The task —
Please restate the listing that follows without changing anything.

Data to process START

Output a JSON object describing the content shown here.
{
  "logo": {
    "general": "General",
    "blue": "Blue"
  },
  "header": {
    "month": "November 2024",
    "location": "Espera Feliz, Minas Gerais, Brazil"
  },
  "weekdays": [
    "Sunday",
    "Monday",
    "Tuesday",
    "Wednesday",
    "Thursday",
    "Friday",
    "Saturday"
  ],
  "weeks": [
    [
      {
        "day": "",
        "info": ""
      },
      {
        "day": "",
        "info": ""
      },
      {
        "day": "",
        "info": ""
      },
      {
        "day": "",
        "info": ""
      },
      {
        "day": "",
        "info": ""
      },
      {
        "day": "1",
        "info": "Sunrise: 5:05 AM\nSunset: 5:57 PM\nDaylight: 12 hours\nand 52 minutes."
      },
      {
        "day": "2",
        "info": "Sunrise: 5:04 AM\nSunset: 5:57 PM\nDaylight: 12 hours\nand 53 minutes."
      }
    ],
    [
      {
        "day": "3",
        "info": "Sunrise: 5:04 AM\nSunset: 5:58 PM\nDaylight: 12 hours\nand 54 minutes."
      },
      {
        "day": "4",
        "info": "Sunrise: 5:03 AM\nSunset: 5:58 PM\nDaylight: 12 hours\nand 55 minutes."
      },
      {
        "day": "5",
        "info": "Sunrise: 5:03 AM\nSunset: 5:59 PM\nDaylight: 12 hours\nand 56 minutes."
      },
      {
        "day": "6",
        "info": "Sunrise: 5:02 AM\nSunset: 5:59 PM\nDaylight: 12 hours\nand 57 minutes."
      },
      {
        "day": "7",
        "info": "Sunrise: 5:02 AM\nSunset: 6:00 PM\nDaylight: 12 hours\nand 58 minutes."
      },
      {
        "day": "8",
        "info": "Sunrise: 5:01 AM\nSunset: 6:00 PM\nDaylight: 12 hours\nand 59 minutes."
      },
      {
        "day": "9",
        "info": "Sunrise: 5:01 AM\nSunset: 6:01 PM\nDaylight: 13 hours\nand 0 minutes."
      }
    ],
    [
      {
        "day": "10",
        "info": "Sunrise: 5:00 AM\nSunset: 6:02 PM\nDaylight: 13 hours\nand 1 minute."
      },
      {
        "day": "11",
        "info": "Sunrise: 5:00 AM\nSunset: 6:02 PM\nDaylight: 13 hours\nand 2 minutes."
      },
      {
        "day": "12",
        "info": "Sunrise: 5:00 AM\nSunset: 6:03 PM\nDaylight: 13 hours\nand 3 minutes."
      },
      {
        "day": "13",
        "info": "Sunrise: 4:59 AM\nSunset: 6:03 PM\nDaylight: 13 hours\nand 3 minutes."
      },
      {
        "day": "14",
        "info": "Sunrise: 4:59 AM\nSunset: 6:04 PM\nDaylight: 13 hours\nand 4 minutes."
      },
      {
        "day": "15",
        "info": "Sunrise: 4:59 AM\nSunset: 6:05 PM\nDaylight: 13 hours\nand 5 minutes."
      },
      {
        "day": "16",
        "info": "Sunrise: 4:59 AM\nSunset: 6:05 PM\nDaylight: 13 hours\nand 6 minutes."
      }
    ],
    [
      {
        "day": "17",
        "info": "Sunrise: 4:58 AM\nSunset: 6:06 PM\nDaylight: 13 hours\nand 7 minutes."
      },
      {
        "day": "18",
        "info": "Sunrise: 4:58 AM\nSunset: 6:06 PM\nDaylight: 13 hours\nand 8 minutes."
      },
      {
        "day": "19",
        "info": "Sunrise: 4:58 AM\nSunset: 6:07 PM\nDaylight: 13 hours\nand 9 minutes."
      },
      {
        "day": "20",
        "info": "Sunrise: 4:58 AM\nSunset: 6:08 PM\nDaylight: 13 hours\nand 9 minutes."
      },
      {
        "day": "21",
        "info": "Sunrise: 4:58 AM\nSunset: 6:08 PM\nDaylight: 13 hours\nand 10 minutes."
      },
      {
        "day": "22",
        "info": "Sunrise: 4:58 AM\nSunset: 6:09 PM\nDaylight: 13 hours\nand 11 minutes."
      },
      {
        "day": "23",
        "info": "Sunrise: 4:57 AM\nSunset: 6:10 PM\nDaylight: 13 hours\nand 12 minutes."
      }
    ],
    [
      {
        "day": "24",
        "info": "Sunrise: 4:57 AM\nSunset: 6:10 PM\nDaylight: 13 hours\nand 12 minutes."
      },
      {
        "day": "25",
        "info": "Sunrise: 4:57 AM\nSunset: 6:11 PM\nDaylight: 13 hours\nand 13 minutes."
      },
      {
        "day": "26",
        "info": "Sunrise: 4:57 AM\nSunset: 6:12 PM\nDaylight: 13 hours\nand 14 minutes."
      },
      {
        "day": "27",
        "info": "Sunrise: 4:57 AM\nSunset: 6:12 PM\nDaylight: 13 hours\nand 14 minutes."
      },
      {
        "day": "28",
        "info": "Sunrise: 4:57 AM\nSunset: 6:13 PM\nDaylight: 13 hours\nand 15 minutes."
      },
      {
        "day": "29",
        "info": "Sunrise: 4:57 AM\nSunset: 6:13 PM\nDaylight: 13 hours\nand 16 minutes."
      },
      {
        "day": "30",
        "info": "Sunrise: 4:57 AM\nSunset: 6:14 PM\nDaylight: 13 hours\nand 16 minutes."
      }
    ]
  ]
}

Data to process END

Task response —
Output a JSON object describing the content shown here.
{
  "logo": {
    "general": "General",
    "blue": "Blue"
  },
  "header": {
    "month": "November 2024",
    "location": "Espera Feliz, Minas Gerais, Brazil"
  },
  "weekdays": [
    "Sunday",
    "Monday",
    "Tuesday",
    "Wednesday",
    "Thursday",
    "Friday",
    "Saturday"
  ],
  "weeks": [
    [
      {
        "day": "",
        "info": ""
      },
      {
        "day": "",
        "info": ""
      },
      {
        "day": "",
        "info": ""
      },
      {
        "day": "",
        "info": ""
      },
      {
        "day": "",
        "info": ""
      },
      {
        "day": "1",
        "info": "Sunrise: 5:05 AM\nSunset: 5:57 PM\nDaylight: 12 hours\nand 52 minutes."
      },
      {
        "day": "2",
        "info": "Sunrise: 5:04 AM\nSunset: 5:57 PM\nDaylight: 12 hours\nand 53 minutes."
      }
    ],
    [
      {
        "day": "3",
        "info": "Sunrise: 5:04 AM\nSunset: 5:58 PM\nDaylight: 12 hours\nand 54 minutes."
      },
      {
        "day": "4",
        "info": "Sunrise: 5:03 AM\nSunset: 5:58 PM\nDaylight: 12 hours\nand 55 minutes."
      },
      {
        "day": "5",
        "info": "Sunrise: 5:03 AM\nSunset: 5:59 PM\nDaylight: 12 hours\nand 56 minutes."
      },
      {
        "day": "6",
        "info": "Sunrise: 5:02 AM\nSunset: 5:59 PM\nDaylight: 12 hours\nand 57 minutes."
      },
      {
        "day": "7",
        "info": "Sunrise: 5:02 AM\nSunset: 6:00 PM\nDaylight: 12 hours\nand 58 minutes."
      },
      {
        "day": "8",
        "info": "Sunrise: 5:01 AM\nSunset: 6:00 PM\nDaylight: 12 hours\nand 59 minutes."
      },
      {
        "day": "9",
        "info": "Sunrise: 5:01 AM\nSunset: 6:01 PM\nDaylight: 13 hours\nand 0 minutes."
      }
    ],
    [
      {
        "day": "10",
        "info": "Sunrise: 5:00 AM\nSunset: 6:02 PM\nDaylight: 13 hours\nand 1 minute."
      },
      {
        "day": "11",
        "info": "Sunrise: 5:00 AM\nSunset: 6:02 PM\nDaylight: 13 hours\nand 2 minutes."
      },
      {
        "day": "12",
        "info": "Sunrise: 5:00 AM\nSunset: 6:03 PM\nDaylight: 13 hours\nand 3 minutes."
      },
      {
        "day": "13",
        "info": "Sunrise: 4:59 AM\nSunset: 6:03 PM\nDaylight: 13 hours\nand 3 minutes."
      },
      {
        "day": "14",
        "info": "Sunrise: 4:59 AM\nSunset: 6:04 PM\nDaylight: 13 hours\nand 4 minutes."
      },
      {
        "day": "15",
        "info": "Sunrise: 4:59 AM\nSunset: 6:05 PM\nDaylight: 13 hours\nand 5 minutes."
      },
      {
        "day": "16",
        "info": "Sunrise: 4:59 AM\nSunset: 6:05 PM\nDaylight: 13 hours\nand 6 minutes."
      }
    ],
    [
      {
        "day": "17",
        "info": "Sunrise: 4:58 AM\nSunset: 6:06 PM\nDaylight: 13 hours\nand 7 minutes."
      },
      {
        "day": "18",
        "info": "Sunrise: 4:58 AM\nSunset: 6:06 PM\nDaylight: 13 hours\nand 8 minutes."
      },
      {
        "day": "19",
        "info": "Sunrise: 4:58 AM\nSunset: 6:07 PM\nDaylight: 13 hours\nand 9 minutes."
      },
      {
        "day": "20",
        "info": "Sunrise: 4:58 AM\nSunset: 6:08 PM\nDaylight: 13 hours\nand 9 minutes."
      },
      {
        "day": "21",
        "info": "Sunrise: 4:58 AM\nSunset: 6:08 PM\nDaylight: 13 hours\nand 10 minutes."
      },
      {
        "day": "22",
        "info": "Sunrise: 4:58 AM\nSunset: 6:09 PM\nDaylight: 13 hours\nand 11 minutes."
      },
      {
        "day": "23",
        "info": "Sunrise: 4:57 AM\nSunset: 6:10 PM\nDaylight: 13 hours\nand 12 minutes."
      }
    ],
    [
      {
        "day": "24",
        "info": "Sunrise: 4:57 AM\nSunset: 6:10 PM\nDaylight: 13 hours\nand 12 minutes."
      },
      {
        "day": "25",
        "info": "Sunrise: 4:57 AM\nSunset: 6:11 PM\nDaylight: 13 hours\nand 13 minutes."
      },
      {
        "day": "26",
        "info": "Sunrise: 4:57 AM\nSunset: 6:12 PM\nDaylight: 13 hours\nand 14 minutes."
      },
      {
        "day": "27",
        "info": "Sunrise: 4:57 AM\nSunset: 6:12 PM\nDaylight: 13 hours\nand 14 minutes."
      },
      {
        "day": "28",
        "info": "Sunrise: 4:57 AM\nSunset: 6:13 PM\nDaylight: 13 hours\nand 15 minutes."
      },
      {
        "day": "29",
        "info": "Sunrise: 4:57 AM\nSunset: 6:13 PM\nDaylight: 13 hours\nand 16 minutes."
      },
      {
        "day": "30",
        "info": "Sunrise: 4:57 AM\nSunset: 6:14 PM\nDaylight: 13 hours\nand 16 minutes."
      }
    ]
  ]
}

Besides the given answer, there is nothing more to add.